In the Kitchen With: Dorie Greenspan
"I guess I'm a baking nerd," says Dorie Greenspan with a sly smile. The award-winning cookbook author is standing in the middle of Food Network Kitchen, whisk in hand and talking about her latest book, Baking Chez Moi. "I've come to think of myself as a baking evangelist. I want people to have the satisfaction of making something themselves.
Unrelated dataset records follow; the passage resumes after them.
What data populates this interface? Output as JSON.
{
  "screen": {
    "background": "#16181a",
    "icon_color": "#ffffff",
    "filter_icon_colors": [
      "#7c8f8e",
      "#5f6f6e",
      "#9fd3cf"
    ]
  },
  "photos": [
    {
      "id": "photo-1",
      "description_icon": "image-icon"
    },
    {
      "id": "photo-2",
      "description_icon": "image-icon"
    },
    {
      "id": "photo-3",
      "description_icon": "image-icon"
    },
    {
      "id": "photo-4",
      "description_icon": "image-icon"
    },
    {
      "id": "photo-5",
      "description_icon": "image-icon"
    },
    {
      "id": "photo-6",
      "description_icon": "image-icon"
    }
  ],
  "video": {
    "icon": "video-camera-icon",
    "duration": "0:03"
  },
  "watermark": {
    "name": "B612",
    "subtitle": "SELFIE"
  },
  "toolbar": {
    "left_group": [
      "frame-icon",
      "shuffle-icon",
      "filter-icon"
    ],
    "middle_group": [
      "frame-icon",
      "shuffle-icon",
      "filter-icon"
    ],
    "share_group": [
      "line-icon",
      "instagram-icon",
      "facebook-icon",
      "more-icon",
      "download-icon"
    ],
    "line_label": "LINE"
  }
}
So when I write, I try to imagine I'm talking to a newbie." Dedicated to the home cooking she delights in during the four months a year she spends in Paris, Greenspan's newest book is friendly and approachable, straddling both the high ( Bubble Éclairs) and humble ( Chocolate Chip Cookies). Her Custardy Apple Squares are an ideal mix of the two, and Greenspan happily demonstrated how to whip them up during her visit. "I love this recipe," she says. "It's so easy, so unfussy, so French." Follow Dorie’s step-by-step how-to to make them at home.
For many sweets lovers, Greenspan's name is synonymous with one thing above all: amazing cookies. So we couldn’t let her go without asking her to share a few of her best cookie tips, too. Here’s what we learned.
"I never use store-bought chips," says Greenspan. "I like real chocolate — for the way it melts and the better flavor and quality." She makes her own by cutting up chocolate bars with a serrated knife (an offset knife makes it even easier). And irregularity is the point: "You get all different size pieces, so you get all different surprises in the cookie," says Greenspan. Use the "chocolate dust" too. "It makes the dough kind of tweedy, which I like."
Your grandma may crack her eggs on the side of a bowl, but many pros prefer hitting the shell against the flat surface of the counter. It creates a (surprisingly) even break that's easy to pull apart, reducing the risk of getting pieces of shell in your whites. If you open the eggs one at a time over a small bowl and then transfer them to a large bowl with your other eggs, you'll further cut down any chance of mishaps or contamination (right).
It doesn’t matter when mix-ins like nuts and chips are different sizes, but when you are portioning out drop cookie dough, regularity is best. "When all the cookies are the same size, they will bake evenly," Greenspan explains. She recommends using a cookie scoop, which works just like an ice cream scoop but is available in a number of sizes. And don’t forget to level off your scoop of dough. "I’m a flat scooper," Greenspan says, pulling a filled scoop across the surface of a cutting board. "But everyone has a different flourish for getting the excess dough off."
When you make a log of dough for slice-and-bake cookies, you "want it to be compact so you don’t get a hole or air pocket in the center of the cookie," says Greenspan. She likes to roll hers as soon as it’s made and still soft ("although it was long considered a no-no," Greenspan says). To get a nice tight roll without stickiness, Greenspan places the rough log on a piece of parchment, draping one end over the top. She then puts a bench scraper or ruler along the bottom seam, pushing it under the roll while pulling the bottom end of the parchment toward her. The pressure tightens the log into a solid, evenly shaped roll. "If you’re really thrifty, you can use the parchment wrapper on the baking sheet," she says.
Most slice-and-bake cookie recipes call for chilling the dough before cutting it into rounds. But left on a refrigerator shelf, that perfectly rolled log can quickly develop a flat side. To keep her rolls rounded, Greenspan purposes paper towel tubes. She slices them open lengthwise and slips the cookie dough inside. "It holds the dough like a little cradle and the round shape is preserved," she explains.
Recipe images by Alan Richardson; all other photos by Heather Ramsdell